About the Author (As was included when article originally published)
Master Cristoval joined the SCA in Stormhold, before anyone in that group got an Award of Arms. He has been active in Dark Skies, Politarchopolis and most recently Torlyon. He is a certified permaculture designer and is a bit heavy handed with a pruning saw. He was a founding member of the Crossroads Co-operative, and is currently their Secretary.
Volume 3 Issue 3 Humulus Lupulus Hops from The New Herbal of 1543 by Leonhart Fuchs (Translated by Heinz Warnecke). - Sigurd Trygvarsson. - Article slightly modified for web - see "Web Amendments" under for details
The Greeks called Hops Bryon, in Latin it was Lupus Salictarius, in the Apotecten, Lupulus and at times also Humulus. The reasons for the names are found in the Latin Herbal Book.
The Herb has a dual gender, domestic and wild, which we like to announce. The domestic is cultivated at many places with lots of care. The wild herb just grows in the fields (W1).
The domestic Hops grows young buds which are round, brown red, and have many leaves. As soon as the growth is the height of a man the stalk will have thorns. The leaves are dark green, similar to (StickRoot) on the stalks grow small yellow-white blossoms similar to those of grape stock, only different in size. The blossoms grow into little clusters, which contain the brown seeds which are round. The wild hop is similar to the domestic plants.
Domestic Hops are grown in Germany in places where grapes do not grow, in gardens and fields for beer.
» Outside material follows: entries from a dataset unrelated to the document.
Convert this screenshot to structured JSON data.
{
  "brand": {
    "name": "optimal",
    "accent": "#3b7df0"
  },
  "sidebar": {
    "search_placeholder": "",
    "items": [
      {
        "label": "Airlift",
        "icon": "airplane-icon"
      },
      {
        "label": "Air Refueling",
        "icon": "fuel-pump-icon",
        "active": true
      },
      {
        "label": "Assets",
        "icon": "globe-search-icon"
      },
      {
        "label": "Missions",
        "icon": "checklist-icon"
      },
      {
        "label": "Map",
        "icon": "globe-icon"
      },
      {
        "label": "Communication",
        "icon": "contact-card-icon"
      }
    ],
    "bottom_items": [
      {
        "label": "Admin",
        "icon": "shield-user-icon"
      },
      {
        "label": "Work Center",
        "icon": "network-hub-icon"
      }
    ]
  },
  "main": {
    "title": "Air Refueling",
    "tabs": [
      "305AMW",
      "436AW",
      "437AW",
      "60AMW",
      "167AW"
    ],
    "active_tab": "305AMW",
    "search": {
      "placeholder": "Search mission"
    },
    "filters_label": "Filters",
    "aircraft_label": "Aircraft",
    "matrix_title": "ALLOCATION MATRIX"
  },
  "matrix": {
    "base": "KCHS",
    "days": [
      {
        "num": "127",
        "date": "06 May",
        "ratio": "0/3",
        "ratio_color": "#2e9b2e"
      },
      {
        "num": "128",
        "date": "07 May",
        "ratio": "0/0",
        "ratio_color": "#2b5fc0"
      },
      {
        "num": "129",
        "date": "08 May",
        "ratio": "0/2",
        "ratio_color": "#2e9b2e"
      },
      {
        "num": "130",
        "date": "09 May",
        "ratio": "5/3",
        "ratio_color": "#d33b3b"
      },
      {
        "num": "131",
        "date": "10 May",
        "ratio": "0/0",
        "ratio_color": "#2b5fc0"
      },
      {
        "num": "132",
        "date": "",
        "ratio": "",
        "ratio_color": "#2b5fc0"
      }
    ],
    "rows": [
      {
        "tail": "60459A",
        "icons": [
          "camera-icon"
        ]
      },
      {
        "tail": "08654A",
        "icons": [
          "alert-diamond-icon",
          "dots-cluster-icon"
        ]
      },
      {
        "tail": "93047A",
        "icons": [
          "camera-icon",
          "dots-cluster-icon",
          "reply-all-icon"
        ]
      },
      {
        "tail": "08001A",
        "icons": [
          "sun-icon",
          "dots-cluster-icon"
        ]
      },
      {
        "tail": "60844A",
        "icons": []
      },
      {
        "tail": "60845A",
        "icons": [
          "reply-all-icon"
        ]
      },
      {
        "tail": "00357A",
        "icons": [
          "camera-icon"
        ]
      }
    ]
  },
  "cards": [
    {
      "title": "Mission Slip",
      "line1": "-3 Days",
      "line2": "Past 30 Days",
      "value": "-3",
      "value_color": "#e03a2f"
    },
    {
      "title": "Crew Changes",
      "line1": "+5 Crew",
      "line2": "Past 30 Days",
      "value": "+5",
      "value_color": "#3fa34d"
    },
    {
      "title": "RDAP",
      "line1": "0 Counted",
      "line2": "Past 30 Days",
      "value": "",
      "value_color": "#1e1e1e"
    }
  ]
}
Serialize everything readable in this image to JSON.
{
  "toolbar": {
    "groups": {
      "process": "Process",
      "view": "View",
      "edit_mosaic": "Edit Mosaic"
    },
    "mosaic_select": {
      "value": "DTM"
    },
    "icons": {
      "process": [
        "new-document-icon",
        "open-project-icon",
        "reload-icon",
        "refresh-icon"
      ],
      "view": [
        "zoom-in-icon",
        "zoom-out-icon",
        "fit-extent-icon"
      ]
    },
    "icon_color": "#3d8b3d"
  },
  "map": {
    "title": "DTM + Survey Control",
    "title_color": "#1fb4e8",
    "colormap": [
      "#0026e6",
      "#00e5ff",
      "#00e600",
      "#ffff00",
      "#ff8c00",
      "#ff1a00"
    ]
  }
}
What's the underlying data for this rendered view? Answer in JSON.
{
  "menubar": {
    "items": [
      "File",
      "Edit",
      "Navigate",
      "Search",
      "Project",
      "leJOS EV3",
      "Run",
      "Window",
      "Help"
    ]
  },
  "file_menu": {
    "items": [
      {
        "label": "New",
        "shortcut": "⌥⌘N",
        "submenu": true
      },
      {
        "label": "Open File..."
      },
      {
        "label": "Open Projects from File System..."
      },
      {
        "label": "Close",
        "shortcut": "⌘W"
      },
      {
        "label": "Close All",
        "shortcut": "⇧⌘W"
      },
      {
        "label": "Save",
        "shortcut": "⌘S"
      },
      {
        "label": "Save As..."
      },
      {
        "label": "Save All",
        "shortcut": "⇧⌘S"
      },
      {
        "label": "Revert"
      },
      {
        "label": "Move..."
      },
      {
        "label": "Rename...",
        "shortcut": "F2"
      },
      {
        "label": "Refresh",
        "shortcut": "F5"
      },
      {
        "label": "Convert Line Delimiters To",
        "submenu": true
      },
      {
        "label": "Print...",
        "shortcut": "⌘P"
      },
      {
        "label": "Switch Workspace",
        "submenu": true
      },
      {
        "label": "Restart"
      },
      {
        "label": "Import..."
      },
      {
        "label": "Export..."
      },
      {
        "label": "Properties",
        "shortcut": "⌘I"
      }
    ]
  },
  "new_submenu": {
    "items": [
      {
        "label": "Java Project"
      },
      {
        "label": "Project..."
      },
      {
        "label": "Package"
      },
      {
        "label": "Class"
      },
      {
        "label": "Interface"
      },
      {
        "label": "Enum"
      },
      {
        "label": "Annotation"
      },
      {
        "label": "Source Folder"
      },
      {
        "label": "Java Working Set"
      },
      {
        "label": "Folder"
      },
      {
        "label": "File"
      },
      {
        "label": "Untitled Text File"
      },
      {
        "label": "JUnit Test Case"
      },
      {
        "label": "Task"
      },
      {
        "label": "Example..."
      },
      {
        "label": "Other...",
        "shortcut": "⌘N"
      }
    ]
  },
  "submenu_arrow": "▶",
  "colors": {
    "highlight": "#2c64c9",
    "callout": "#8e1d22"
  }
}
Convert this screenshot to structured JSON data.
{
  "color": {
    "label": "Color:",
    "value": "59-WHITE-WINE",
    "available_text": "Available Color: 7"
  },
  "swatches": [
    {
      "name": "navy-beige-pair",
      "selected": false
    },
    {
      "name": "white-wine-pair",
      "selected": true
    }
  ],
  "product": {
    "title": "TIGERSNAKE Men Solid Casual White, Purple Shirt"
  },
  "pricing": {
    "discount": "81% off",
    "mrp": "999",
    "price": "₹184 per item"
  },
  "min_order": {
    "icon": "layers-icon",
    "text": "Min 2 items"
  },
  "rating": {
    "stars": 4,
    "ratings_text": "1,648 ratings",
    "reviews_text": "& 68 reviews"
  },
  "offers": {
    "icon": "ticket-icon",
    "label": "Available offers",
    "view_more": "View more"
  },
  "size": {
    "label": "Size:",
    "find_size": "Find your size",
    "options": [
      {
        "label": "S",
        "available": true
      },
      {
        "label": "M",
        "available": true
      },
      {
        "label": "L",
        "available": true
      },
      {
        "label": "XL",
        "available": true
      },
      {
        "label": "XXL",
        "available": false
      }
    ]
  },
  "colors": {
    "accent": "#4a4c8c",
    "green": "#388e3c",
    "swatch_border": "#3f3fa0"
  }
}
The wild plant grows on fences, hedges, poles and walls or wherever it can hang on.
In spring the buds come out and the growth is on high fences, in mid summer it will blossom. In late summer to autumn the hops is harvested.
The Nature and Complexion.
There are many that write that Hops are of a cold nature. Others say that it is in the middle, neither cold nor warm. But both are not right because the Hops are very bitter and have a strong odour, it has to be warm and dry in another way. The roots too are of a warm nature.
Hops purifies the blood and drives out impurities from the galls. Infections are removed. It is good against dropsy. The juice of Hops, taken raw, has a strong action on passing the bowel's contents. When boiled it cleanses the body in general without the strong bowel cleansing action. If the extract is added to the earth it will help to remove what it contains and remove the odour. Hops makes passing urine easier and has the action of other bitters. The roots in particular remove blockages from the Liver and Spleen
(W1) Sentence amended as word herb was omitted. Original: The wild just grows in the fields